→ Problem requirements: Each entry is to be given again word for word; images are dropped.

[Extracted records]

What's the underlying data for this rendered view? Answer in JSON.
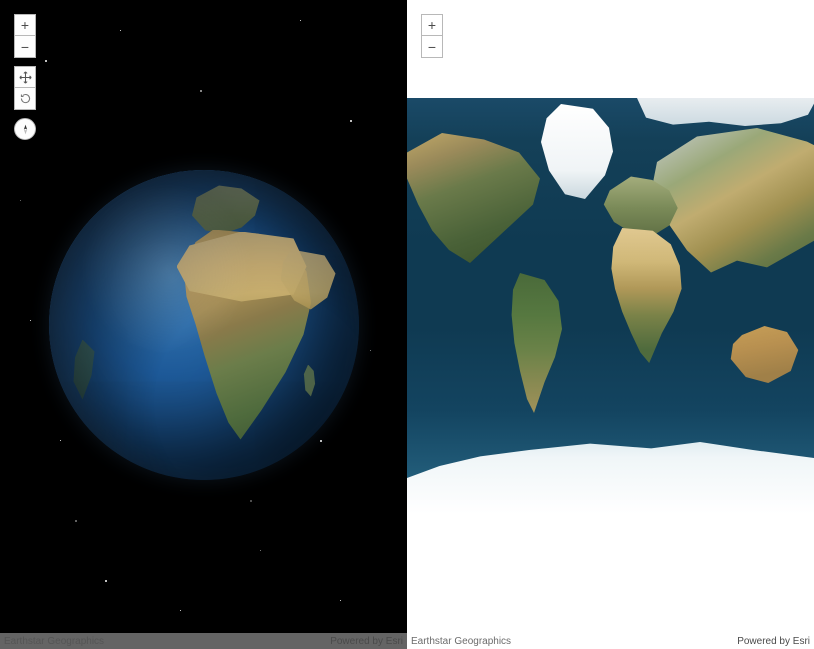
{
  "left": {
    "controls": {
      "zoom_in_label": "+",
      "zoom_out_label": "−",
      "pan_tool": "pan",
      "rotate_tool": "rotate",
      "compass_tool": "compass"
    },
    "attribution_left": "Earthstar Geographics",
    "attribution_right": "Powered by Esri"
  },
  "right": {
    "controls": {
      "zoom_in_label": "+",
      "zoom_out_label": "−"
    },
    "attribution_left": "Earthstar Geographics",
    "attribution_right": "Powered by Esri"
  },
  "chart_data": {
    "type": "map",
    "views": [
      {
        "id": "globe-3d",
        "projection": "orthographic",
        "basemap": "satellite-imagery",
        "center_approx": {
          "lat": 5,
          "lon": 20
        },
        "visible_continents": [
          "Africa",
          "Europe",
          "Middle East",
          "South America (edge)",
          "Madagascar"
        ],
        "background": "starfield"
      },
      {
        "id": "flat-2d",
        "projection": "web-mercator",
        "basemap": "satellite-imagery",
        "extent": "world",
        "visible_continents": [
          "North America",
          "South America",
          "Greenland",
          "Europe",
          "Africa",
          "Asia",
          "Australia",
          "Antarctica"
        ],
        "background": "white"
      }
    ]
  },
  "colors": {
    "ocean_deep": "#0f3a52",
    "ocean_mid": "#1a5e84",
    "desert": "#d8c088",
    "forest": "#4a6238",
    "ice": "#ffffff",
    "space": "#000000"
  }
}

→ Written response:
What's the underlying data for this rendered view? Answer in JSON.
{
  "left": {
    "controls": {
      "zoom_in_label": "+",
      "zoom_out_label": "−",
      "pan_tool": "pan",
      "rotate_tool": "rotate",
      "compass_tool": "compass"
    },
    "attribution_left": "Earthstar Geographics",
    "attribution_right": "Powered by Esri"
  },
  "right": {
    "controls": {
      "zoom_in_label": "+",
      "zoom_out_label": "−"
    },
    "attribution_left": "Earthstar Geographics",
    "attribution_right": "Powered by Esri"
  },
  "chart_data": {
    "type": "map",
    "views": [
      {
        "id": "globe-3d",
        "projection": "orthographic",
        "basemap": "satellite-imagery",
        "center_approx": {
          "lat": 5,
          "lon": 20
        },
        "visible_continents": [
          "Africa",
          "Europe",
          "Middle East",
          "South America (edge)",
          "Madagascar"
        ],
        "background": "starfield"
      },
      {
        "id": "flat-2d",
        "projection": "web-mercator",
        "basemap": "satellite-imagery",
        "extent": "world",
        "visible_continents": [
          "North America",
          "South America",
          "Greenland",
          "Europe",
          "Africa",
          "Asia",
          "Australia",
          "Antarctica"
        ],
        "background": "white"
      }
    ]
  },
  "colors": {
    "ocean_deep": "#0f3a52",
    "ocean_mid": "#1a5e84",
    "desert": "#d8c088",
    "forest": "#4a6238",
    "ice": "#ffffff",
    "space": "#000000"
  }
}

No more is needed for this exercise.